“Okay,” I said. “Then, you’re going to have a late night.” Palatka’s about an hour and a half away, and the event ran until 7:30. His best case scenario had him starting his homework at 9pm.
The event ran fine. We both had a lot of fun, showed Dragon Run, demo’ed StoryTellers and SiegeStones, and even made a little money. Afterwards, as we were driving out of Palatka, my son brought up the subject of dinner.
“We’ll have to get something on the run,” I said. “You’ve got homework.”
“Da-ad! We’re, we’re out. We can’t just do fast food.”
“I got it. Don’t worry about it.”
“Okay,” I said. “Keep your eyes open for a cool place.”
Five minutes later, we spotted Angel’s Diner, which had a sign that proclaimed it to be “Florida’s Oldest Diner.”
Of course we pulled in. It was a classic old-school diner, long and narrow, and leaning slightly to one side. There were only a few people inside, but we bellied up to the counter.
My son leaned close to me, “I’ve never been in a diner, before.”
“Take a deep sniff,” I said.
He gave me his I’m-not-sure-if-you’re-kidding-or-not look, so I inhaled deeply through my nose and let the smells of hot hamburger grease and fresh onion rings and sizzling butter and old polyester fill me up.
As my son imitated me, I watched a smile spread across his face. “That’s delicious.”
“That’s a diner,” I said.
“What can I get for you boys?” a waitress asked.
We looked at her blankly, still caught up in the moment.
“To drink?” she said.
“Um,” my son grabbed the plastic menu.
“Say ‘milk shake'” I whispered to him.
“What?
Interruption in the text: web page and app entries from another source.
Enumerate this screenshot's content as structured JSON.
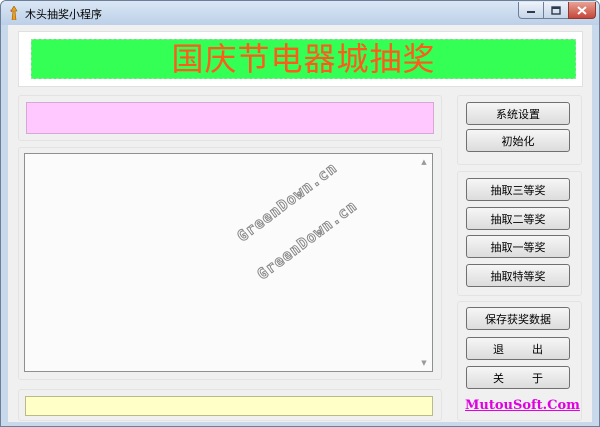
{
  "window": {
    "title": "木头抽奖小程序"
  },
  "banner": {
    "text": "国庆节电器城抽奖",
    "bg_color": "#33ff55",
    "text_color": "#ff5a1a"
  },
  "panels": {
    "pink_box_value": "",
    "listbox_items": [],
    "yellow_box_value": ""
  },
  "buttons": {
    "system_settings": "系统设置",
    "initialize": "初始化",
    "draw_third_prize": "抽取三等奖",
    "draw_second_prize": "抽取二等奖",
    "draw_first_prize": "抽取一等奖",
    "draw_special_prize": "抽取特等奖",
    "save_winner_data": "保存获奖数据",
    "exit": "退        出",
    "about": "关        于"
  },
  "link": {
    "text": "MutouSoft.Com",
    "color": "#e000e0"
  },
  "watermarks": [
    "GreenDown.cn",
    "GreenDown.cn"
  ]
}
Oh, yeah!” He smiled at the waitress. “Milk shake, please!”
We spent the next hour in the diner. He ordered something called a “Black End”, which was hamburger and egg and bacon all mixed together into a patty and served with melted yellow cheese on a hamburger roll. I went with The Sampson “All the Way”, a half-pound burger with everything you can think of piled on it (except tomatoes), and a side of chili cheese fries.
We talked about everything from school to work to whether or not they had straws back in 1935 (which is when Angel’s opened).
From a dad’s perspective, it was just about the perfect meal.
We didn’t get home until close to ten thirty, but as soon as we did, he dove right into his homework.
And that made it even better.